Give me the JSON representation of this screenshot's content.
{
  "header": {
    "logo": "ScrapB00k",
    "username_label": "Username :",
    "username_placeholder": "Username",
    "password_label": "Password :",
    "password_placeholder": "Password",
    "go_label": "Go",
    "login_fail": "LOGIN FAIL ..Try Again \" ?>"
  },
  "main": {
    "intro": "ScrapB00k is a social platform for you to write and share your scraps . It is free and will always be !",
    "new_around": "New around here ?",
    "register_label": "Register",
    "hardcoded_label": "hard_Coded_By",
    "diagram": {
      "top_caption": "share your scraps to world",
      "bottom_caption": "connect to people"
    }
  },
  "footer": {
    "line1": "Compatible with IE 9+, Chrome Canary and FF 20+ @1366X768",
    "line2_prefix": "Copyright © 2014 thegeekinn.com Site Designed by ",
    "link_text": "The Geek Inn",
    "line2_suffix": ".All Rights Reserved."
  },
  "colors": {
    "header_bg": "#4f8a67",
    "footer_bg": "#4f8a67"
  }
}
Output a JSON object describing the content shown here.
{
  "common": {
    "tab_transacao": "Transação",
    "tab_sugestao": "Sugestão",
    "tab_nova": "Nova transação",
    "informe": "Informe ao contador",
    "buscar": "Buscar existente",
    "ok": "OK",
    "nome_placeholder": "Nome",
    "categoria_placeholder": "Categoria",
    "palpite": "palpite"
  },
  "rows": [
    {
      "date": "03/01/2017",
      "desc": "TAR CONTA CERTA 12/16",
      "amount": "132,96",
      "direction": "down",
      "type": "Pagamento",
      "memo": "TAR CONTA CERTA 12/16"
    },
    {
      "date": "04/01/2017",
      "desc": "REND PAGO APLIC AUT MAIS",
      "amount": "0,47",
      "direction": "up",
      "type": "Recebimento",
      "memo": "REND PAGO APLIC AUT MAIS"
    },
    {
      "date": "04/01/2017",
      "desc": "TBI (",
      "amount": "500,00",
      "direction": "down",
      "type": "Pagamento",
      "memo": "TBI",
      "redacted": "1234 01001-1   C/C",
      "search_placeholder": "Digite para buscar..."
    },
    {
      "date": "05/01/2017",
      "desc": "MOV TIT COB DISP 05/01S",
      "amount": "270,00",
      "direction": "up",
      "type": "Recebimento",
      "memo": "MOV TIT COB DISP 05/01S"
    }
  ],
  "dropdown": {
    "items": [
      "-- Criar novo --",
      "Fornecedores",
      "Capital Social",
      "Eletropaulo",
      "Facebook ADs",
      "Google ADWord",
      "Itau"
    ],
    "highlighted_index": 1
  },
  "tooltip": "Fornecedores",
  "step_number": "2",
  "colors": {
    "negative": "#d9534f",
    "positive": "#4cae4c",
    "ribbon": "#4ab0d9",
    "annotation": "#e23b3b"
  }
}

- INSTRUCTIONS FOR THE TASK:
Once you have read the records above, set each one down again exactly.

- RESULT FOR THIS EXERCISE:
Give me the JSON representation of this screenshot's content.
{
  "header": {
    "logo": "ScrapB00k",
    "username_label": "Username :",
    "username_placeholder": "Username",
    "password_label": "Password :",
    "password_placeholder": "Password",
    "go_label": "Go",
    "login_fail": "LOGIN FAIL ..Try Again \" ?>"
  },
  "main": {
    "intro": "ScrapB00k is a social platform for you to write and share your scraps . It is free and will always be !",
    "new_around": "New around here ?",
    "register_label": "Register",
    "hardcoded_label": "hard_Coded_By",
    "diagram": {
      "top_caption": "share your scraps to world",
      "bottom_caption": "connect to people"
    }
  },
  "footer": {
    "line1": "Compatible with IE 9+, Chrome Canary and FF 20+ @1366X768",
    "line2_prefix": "Copyright © 2014 thegeekinn.com Site Designed by ",
    "link_text": "The Geek Inn",
    "line2_suffix": ".All Rights Reserved."
  },
  "colors": {
    "header_bg": "#4f8a67",
    "footer_bg": "#4f8a67"
  }
}
Output a JSON object describing the content shown here.
{
  "common": {
    "tab_transacao": "Transação",
    "tab_sugestao": "Sugestão",
    "tab_nova": "Nova transação",
    "informe": "Informe ao contador",
    "buscar": "Buscar existente",
    "ok": "OK",
    "nome_placeholder": "Nome",
    "categoria_placeholder": "Categoria",
    "palpite": "palpite"
  },
  "rows": [
    {
      "date": "03/01/2017",
      "desc": "TAR CONTA CERTA 12/16",
      "amount": "132,96",
      "direction": "down",
      "type": "Pagamento",
      "memo": "TAR CONTA CERTA 12/16"
    },
    {
      "date": "04/01/2017",
      "desc": "REND PAGO APLIC AUT MAIS",
      "amount": "0,47",
      "direction": "up",
      "type": "Recebimento",
      "memo": "REND PAGO APLIC AUT MAIS"
    },
    {
      "date": "04/01/2017",
      "desc": "TBI (",
      "amount": "500,00",
      "direction": "down",
      "type": "Pagamento",
      "memo": "TBI",
      "redacted": "1234 01001-1   C/C",
      "search_placeholder": "Digite para buscar..."
    },
    {
      "date": "05/01/2017",
      "desc": "MOV TIT COB DISP 05/01S",
      "amount": "270,00",
      "direction": "up",
      "type": "Recebimento",
      "memo": "MOV TIT COB DISP 05/01S"
    }
  ],
  "dropdown": {
    "items": [
      "-- Criar novo --",
      "Fornecedores",
      "Capital Social",
      "Eletropaulo",
      "Facebook ADs",
      "Google ADWord",
      "Itau"
    ],
    "highlighted_index": 1
  },
  "tooltip": "Fornecedores",
  "step_number": "2",
  "colors": {
    "negative": "#d9534f",
    "positive": "#4cae4c",
    "ribbon": "#4ab0d9",
    "annotation": "#e23b3b"
  }
}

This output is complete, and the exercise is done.